··· Dataset content ···

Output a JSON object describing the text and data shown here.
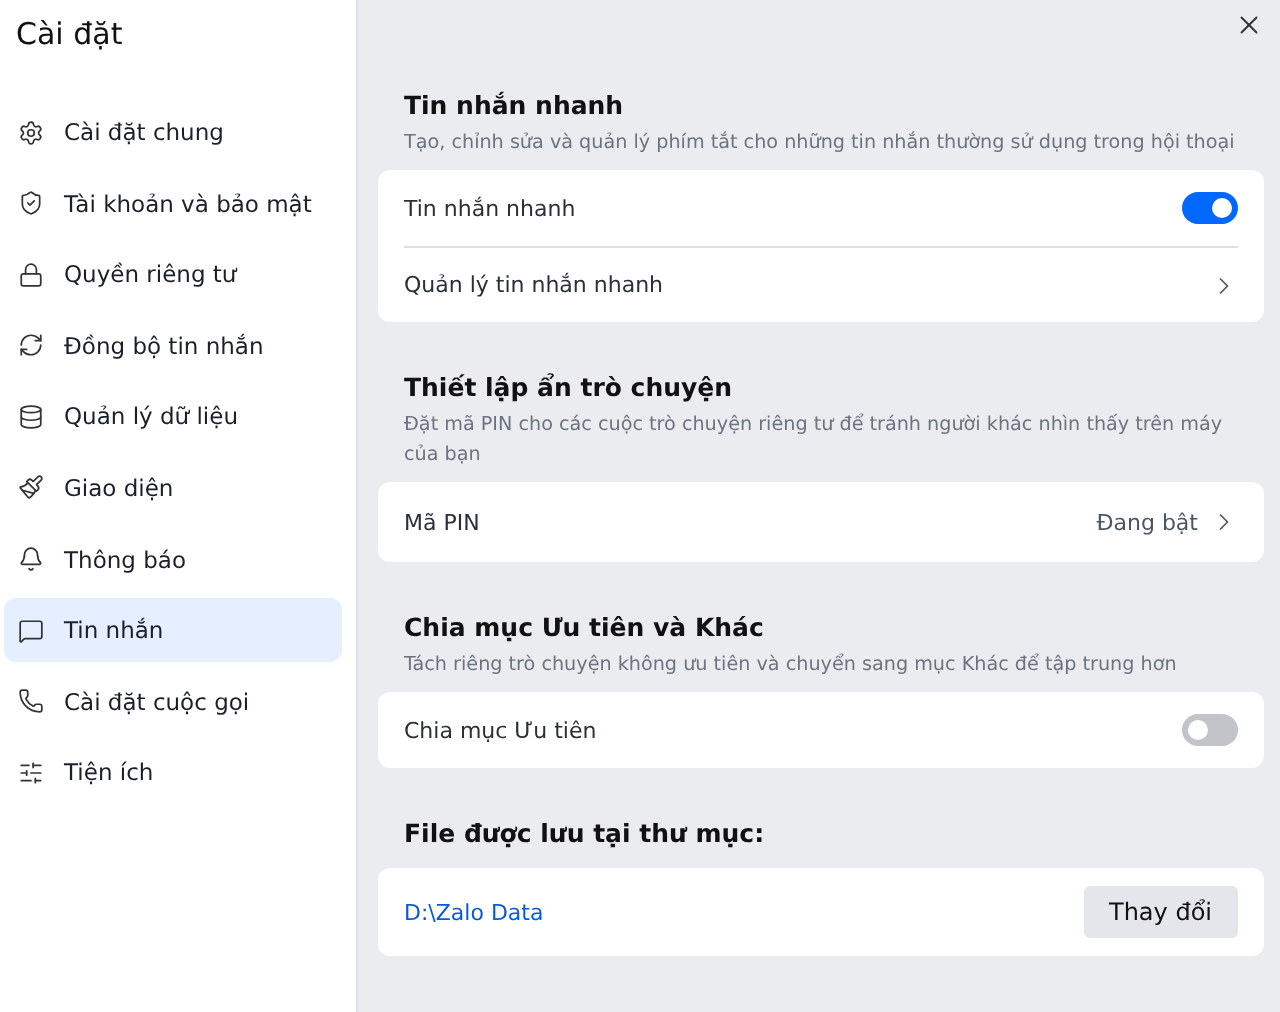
{
  "sidebar": {
    "title": "Cài đặt",
    "items": [
      {
        "label": "Cài đặt chung",
        "selected": false
      },
      {
        "label": "Tài khoản và bảo mật",
        "selected": false
      },
      {
        "label": "Quyền riêng tư",
        "selected": false
      },
      {
        "label": "Đồng bộ tin nhắn",
        "selected": false
      },
      {
        "label": "Quản lý dữ liệu",
        "selected": false
      },
      {
        "label": "Giao diện",
        "selected": false
      },
      {
        "label": "Thông báo",
        "selected": false
      },
      {
        "label": "Tin nhắn",
        "selected": true
      },
      {
        "label": "Cài đặt cuộc gọi",
        "selected": false
      },
      {
        "label": "Tiện ích",
        "selected": false
      }
    ]
  },
  "sections": [
    {
      "title": "Tin nhắn nhanh",
      "description": "Tạo, chỉnh sửa và quản lý phím tắt cho những tin nhắn thường sử dụng trong hội thoại",
      "rows": [
        {
          "kind": "toggle",
          "label": "Tin nhắn nhanh",
          "on": true
        },
        {
          "kind": "link",
          "label": "Quản lý tin nhắn nhanh"
        }
      ]
    },
    {
      "title": "Thiết lập ẩn trò chuyện",
      "description": "Đặt mã PIN cho các cuộc trò chuyện riêng tư để tránh người khác nhìn thấy trên máy của bạn",
      "rows": [
        {
          "kind": "link",
          "label": "Mã PIN",
          "value": "Đang bật"
        }
      ]
    },
    {
      "title": "Chia mục Ưu tiên và Khác",
      "description": "Tách riêng trò chuyện không ưu tiên và chuyển sang mục Khác để tập trung hơn",
      "rows": [
        {
          "kind": "toggle",
          "label": "Chia mục Ưu tiên",
          "on": false
        }
      ]
    },
    {
      "title": "File được lưu tại thư mục:",
      "rows": [
        {
          "kind": "folder",
          "path": "D:\\Zalo Data",
          "button": "Thay đổi"
        }
      ]
    }
  ]
}
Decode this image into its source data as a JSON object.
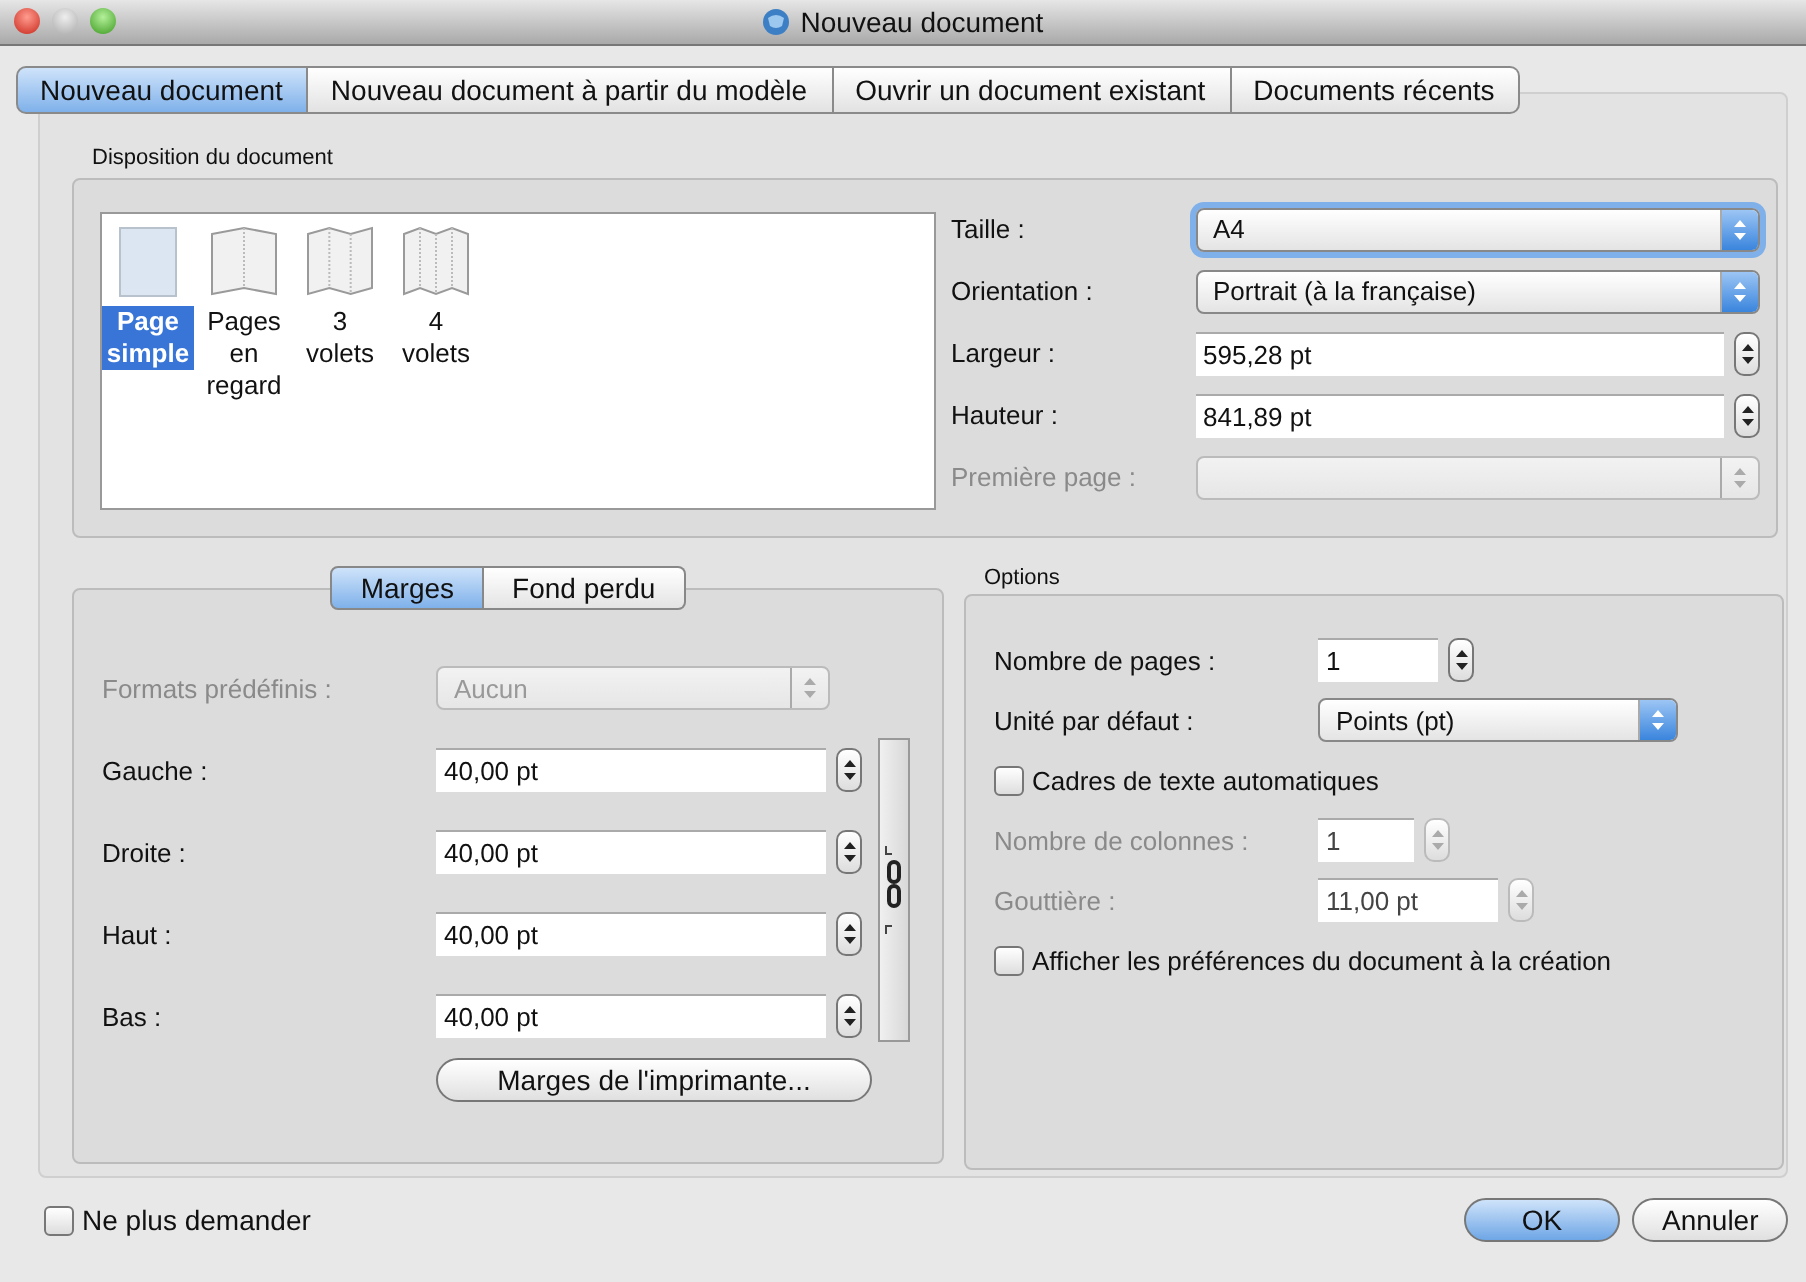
{
  "window": {
    "title": "Nouveau document"
  },
  "tabs": [
    {
      "label": "Nouveau document",
      "selected": true
    },
    {
      "label": "Nouveau document à partir du modèle",
      "selected": false
    },
    {
      "label": "Ouvrir un document existant",
      "selected": false
    },
    {
      "label": "Documents récents",
      "selected": false
    }
  ],
  "layout": {
    "title": "Disposition du document",
    "types": [
      {
        "kind": "single",
        "label": "Page simple",
        "selected": true
      },
      {
        "kind": "facing",
        "label": "Pages en regard",
        "selected": false
      },
      {
        "kind": "tri",
        "label": "3 volets",
        "selected": false
      },
      {
        "kind": "quad",
        "label": "4 volets",
        "selected": false
      }
    ],
    "fields": [
      {
        "kind": "select",
        "label": "Taille :",
        "value": "A4",
        "focused": true,
        "disabled": false
      },
      {
        "kind": "select",
        "label": "Orientation :",
        "value": "Portrait (à la française)",
        "focused": false,
        "disabled": false
      },
      {
        "kind": "stepper",
        "label": "Largeur :",
        "value": "595,28 pt",
        "disabled": false
      },
      {
        "kind": "stepper",
        "label": "Hauteur :",
        "value": "841,89 pt",
        "disabled": false
      },
      {
        "kind": "select",
        "label": "Première page :",
        "focused": false,
        "disabled": true
      }
    ]
  },
  "margins": {
    "tabs": [
      {
        "label": "Marges",
        "selected": true
      },
      {
        "label": "Fond perdu",
        "selected": false
      }
    ],
    "fields": [
      {
        "kind": "select",
        "label": "Formats prédéfinis :",
        "value": "Aucun",
        "focused": false,
        "disabled": true
      },
      {
        "kind": "stepper",
        "label": "Gauche :",
        "value": "40,00 pt",
        "disabled": false
      },
      {
        "kind": "stepper",
        "label": "Droite :",
        "value": "40,00 pt",
        "disabled": false
      },
      {
        "kind": "stepper",
        "label": "Haut :",
        "value": "40,00 pt",
        "disabled": false
      },
      {
        "kind": "stepper",
        "label": "Bas :",
        "value": "40,00 pt",
        "disabled": false
      }
    ],
    "button": "Marges de l'imprimante..."
  },
  "options": {
    "title": "Options",
    "fields": [
      {
        "kind": "stepper",
        "label": "Nombre de pages :",
        "value": "1",
        "disabled": false
      },
      {
        "kind": "select",
        "label": "Unité par défaut :",
        "value": "Points (pt)",
        "focused": false,
        "disabled": false
      },
      {
        "kind": "checkbox",
        "label": "Cadres de texte automatiques",
        "checked": false,
        "disabled": false
      },
      {
        "kind": "stepper",
        "label": "Nombre de colonnes :",
        "value": "1",
        "disabled": true
      },
      {
        "kind": "stepper",
        "label": "Gouttière :",
        "value": "11,00 pt",
        "disabled": true
      },
      {
        "kind": "checkbox",
        "label": "Afficher les préférences du document à la création",
        "checked": false,
        "disabled": false
      }
    ]
  },
  "footer": {
    "checkbox": {
      "label": "Ne plus demander",
      "checked": false
    },
    "buttons": [
      {
        "label": "OK",
        "default": true
      },
      {
        "label": "Annuler",
        "default": false
      }
    ]
  }
}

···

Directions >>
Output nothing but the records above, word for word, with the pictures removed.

Result of this exercise >>
Output a JSON object describing the text and data shown here.
{
  "sidebar": {
    "title": "Cài đặt",
    "items": [
      {
        "label": "Cài đặt chung",
        "selected": false
      },
      {
        "label": "Tài khoản và bảo mật",
        "selected": false
      },
      {
        "label": "Quyền riêng tư",
        "selected": false
      },
      {
        "label": "Đồng bộ tin nhắn",
        "selected": false
      },
      {
        "label": "Quản lý dữ liệu",
        "selected": false
      },
      {
        "label": "Giao diện",
        "selected": false
      },
      {
        "label": "Thông báo",
        "selected": false
      },
      {
        "label": "Tin nhắn",
        "selected": true
      },
      {
        "label": "Cài đặt cuộc gọi",
        "selected": false
      },
      {
        "label": "Tiện ích",
        "selected": false
      }
    ]
  },
  "sections": [
    {
      "title": "Tin nhắn nhanh",
      "description": "Tạo, chỉnh sửa và quản lý phím tắt cho những tin nhắn thường sử dụng trong hội thoại",
      "rows": [
        {
          "kind": "toggle",
          "label": "Tin nhắn nhanh",
          "on": true
        },
        {
          "kind": "link",
          "label": "Quản lý tin nhắn nhanh"
        }
      ]
    },
    {
      "title": "Thiết lập ẩn trò chuyện",
      "description": "Đặt mã PIN cho các cuộc trò chuyện riêng tư để tránh người khác nhìn thấy trên máy của bạn",
      "rows": [
        {
          "kind": "link",
          "label": "Mã PIN",
          "value": "Đang bật"
        }
      ]
    },
    {
      "title": "Chia mục Ưu tiên và Khác",
      "description": "Tách riêng trò chuyện không ưu tiên và chuyển sang mục Khác để tập trung hơn",
      "rows": [
        {
          "kind": "toggle",
          "label": "Chia mục Ưu tiên",
          "on": false
        }
      ]
    },
    {
      "title": "File được lưu tại thư mục:",
      "rows": [
        {
          "kind": "folder",
          "path": "D:\\Zalo Data",
          "button": "Thay đổi"
        }
      ]
    }
  ]
}
Decode this image into its source data as a JSON object.
{
  "window": {
    "title": "Nouveau document"
  },
  "tabs": [
    {
      "label": "Nouveau document",
      "selected": true
    },
    {
      "label": "Nouveau document à partir du modèle",
      "selected": false
    },
    {
      "label": "Ouvrir un document existant",
      "selected": false
    },
    {
      "label": "Documents récents",
      "selected": false
    }
  ],
  "layout": {
    "title": "Disposition du document",
    "types": [
      {
        "kind": "single",
        "label": "Page simple",
        "selected": true
      },
      {
        "kind": "facing",
        "label": "Pages en regard",
        "selected": false
      },
      {
        "kind": "tri",
        "label": "3 volets",
        "selected": false
      },
      {
        "kind": "quad",
        "label": "4 volets",
        "selected": false
      }
    ],
    "fields": [
      {
        "kind": "select",
        "label": "Taille :",
        "value": "A4",
        "focused": true,
        "disabled": false
      },
      {
        "kind": "select",
        "label": "Orientation :",
        "value": "Portrait (à la française)",
        "focused": false,
        "disabled": false
      },
      {
        "kind": "stepper",
        "label": "Largeur :",
        "value": "595,28 pt",
        "disabled": false
      },
      {
        "kind": "stepper",
        "label": "Hauteur :",
        "value": "841,89 pt",
        "disabled": false
      },
      {
        "kind": "select",
        "label": "Première page :",
        "focused": false,
        "disabled": true
      }
    ]
  },
  "margins": {
    "tabs": [
      {
        "label": "Marges",
        "selected": true
      },
      {
        "label": "Fond perdu",
        "selected": false
      }
    ],
    "fields": [
      {
        "kind": "select",
        "label": "Formats prédéfinis :",
        "value": "Aucun",
        "focused": false,
        "disabled": true
      },
      {
        "kind": "stepper",
        "label": "Gauche :",
        "value": "40,00 pt",
        "disabled": false
      },
      {
        "kind": "stepper",
        "label": "Droite :",
        "value": "40,00 pt",
        "disabled": false
      },
      {
        "kind": "stepper",
        "label": "Haut :",
        "value": "40,00 pt",
        "disabled": false
      },
      {
        "kind": "stepper",
        "label": "Bas :",
        "value": "40,00 pt",
        "disabled": false
      }
    ],
    "button": "Marges de l'imprimante..."
  },
  "options": {
    "title": "Options",
    "fields": [
      {
        "kind": "stepper",
        "label": "Nombre de pages :",
        "value": "1",
        "disabled": false
      },
      {
        "kind": "select",
        "label": "Unité par défaut :",
        "value": "Points (pt)",
        "focused": false,
        "disabled": false
      },
      {
        "kind": "checkbox",
        "label": "Cadres de texte automatiques",
        "checked": false,
        "disabled": false
      },
      {
        "kind": "stepper",
        "label": "Nombre de colonnes :",
        "value": "1",
        "disabled": true
      },
      {
        "kind": "stepper",
        "label": "Gouttière :",
        "value": "11,00 pt",
        "disabled": true
      },
      {
        "kind": "checkbox",
        "label": "Afficher les préférences du document à la création",
        "checked": false,
        "disabled": false
      }
    ]
  },
  "footer": {
    "checkbox": {
      "label": "Ne plus demander",
      "checked": false
    },
    "buttons": [
      {
        "label": "OK",
        "default": true
      },
      {
        "label": "Annuler",
        "default": false
      }
    ]
  }
}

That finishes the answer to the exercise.